_Data for review_
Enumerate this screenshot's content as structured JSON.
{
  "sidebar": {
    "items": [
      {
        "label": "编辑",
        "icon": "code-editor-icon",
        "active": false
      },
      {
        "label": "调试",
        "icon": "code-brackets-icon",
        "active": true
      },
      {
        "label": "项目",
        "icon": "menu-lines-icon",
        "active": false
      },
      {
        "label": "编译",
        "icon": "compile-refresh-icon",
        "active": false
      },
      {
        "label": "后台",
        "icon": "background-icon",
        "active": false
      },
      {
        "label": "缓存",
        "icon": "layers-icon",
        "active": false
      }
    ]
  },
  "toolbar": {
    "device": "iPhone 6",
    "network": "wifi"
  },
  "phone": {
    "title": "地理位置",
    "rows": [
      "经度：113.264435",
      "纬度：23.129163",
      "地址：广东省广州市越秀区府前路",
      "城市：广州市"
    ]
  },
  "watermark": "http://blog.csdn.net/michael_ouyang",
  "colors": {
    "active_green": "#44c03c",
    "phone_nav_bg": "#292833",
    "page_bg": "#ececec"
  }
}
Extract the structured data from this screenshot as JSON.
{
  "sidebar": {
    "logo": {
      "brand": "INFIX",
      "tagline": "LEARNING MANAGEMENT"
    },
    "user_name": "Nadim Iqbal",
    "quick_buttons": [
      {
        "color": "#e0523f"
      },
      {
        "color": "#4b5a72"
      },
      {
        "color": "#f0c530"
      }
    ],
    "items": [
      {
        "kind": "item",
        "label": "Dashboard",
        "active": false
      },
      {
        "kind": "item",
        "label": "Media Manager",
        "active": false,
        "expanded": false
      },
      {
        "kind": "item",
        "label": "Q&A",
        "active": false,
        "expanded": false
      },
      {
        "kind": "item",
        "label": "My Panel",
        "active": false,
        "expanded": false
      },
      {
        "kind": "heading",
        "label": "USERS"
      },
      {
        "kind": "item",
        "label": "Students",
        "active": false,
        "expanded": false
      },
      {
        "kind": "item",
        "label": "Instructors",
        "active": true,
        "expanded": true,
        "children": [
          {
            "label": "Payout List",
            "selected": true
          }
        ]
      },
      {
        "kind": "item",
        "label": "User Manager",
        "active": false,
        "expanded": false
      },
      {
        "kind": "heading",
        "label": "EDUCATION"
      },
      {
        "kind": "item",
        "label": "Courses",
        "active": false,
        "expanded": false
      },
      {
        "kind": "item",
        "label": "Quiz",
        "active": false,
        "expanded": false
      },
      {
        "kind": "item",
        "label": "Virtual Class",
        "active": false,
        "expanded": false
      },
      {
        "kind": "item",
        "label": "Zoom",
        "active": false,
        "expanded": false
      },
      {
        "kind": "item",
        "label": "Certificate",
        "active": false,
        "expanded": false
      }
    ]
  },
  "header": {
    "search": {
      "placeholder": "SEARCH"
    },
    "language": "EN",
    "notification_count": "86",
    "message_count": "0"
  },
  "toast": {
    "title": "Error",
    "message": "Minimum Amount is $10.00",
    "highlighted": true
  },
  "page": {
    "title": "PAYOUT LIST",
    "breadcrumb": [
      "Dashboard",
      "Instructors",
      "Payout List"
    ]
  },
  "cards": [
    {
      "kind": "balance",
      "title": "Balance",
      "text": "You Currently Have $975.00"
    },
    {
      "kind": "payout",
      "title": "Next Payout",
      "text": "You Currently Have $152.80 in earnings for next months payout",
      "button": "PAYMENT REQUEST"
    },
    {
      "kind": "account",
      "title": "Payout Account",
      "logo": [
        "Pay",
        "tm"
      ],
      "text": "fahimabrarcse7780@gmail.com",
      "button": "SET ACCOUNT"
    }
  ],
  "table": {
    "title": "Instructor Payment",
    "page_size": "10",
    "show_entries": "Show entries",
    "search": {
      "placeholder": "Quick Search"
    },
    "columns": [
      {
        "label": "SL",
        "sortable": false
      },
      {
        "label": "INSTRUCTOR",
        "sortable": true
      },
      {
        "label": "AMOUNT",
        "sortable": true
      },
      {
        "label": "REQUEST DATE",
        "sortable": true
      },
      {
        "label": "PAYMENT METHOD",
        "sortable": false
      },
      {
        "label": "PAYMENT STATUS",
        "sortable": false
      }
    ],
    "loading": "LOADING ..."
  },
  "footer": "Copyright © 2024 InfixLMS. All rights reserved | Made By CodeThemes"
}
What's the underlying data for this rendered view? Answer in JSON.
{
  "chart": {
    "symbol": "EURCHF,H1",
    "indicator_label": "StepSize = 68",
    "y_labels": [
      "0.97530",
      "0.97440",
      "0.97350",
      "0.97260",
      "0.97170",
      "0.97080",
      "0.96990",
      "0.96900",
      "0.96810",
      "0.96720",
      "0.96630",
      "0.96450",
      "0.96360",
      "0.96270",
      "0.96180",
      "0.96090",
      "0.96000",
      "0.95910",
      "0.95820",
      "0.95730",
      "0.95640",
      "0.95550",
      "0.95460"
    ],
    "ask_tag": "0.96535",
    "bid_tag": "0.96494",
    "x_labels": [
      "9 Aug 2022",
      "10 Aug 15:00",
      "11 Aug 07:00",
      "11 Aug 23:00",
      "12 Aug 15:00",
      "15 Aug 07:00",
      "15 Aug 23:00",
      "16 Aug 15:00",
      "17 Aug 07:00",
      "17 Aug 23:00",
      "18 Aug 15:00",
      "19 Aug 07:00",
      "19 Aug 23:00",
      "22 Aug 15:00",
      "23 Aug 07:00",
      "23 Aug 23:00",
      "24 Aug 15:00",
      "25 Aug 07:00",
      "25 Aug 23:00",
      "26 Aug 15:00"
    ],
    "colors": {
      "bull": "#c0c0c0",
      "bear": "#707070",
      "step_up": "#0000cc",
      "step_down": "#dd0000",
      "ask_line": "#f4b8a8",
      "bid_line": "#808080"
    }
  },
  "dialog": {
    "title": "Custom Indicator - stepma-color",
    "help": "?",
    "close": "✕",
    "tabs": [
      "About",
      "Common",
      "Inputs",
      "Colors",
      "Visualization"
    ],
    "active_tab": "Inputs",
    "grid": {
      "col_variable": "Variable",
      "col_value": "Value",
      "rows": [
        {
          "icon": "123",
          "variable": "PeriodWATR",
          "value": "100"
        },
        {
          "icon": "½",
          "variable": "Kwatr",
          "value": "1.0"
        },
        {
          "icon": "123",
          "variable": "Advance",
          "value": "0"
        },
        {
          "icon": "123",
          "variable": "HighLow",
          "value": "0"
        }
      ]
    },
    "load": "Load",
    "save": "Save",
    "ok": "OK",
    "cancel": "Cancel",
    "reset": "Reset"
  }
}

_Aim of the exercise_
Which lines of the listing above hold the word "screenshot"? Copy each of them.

_Completed task_
Enumerate this screenshot's content as structured JSON.
Extract the structured data from this screenshot as JSON.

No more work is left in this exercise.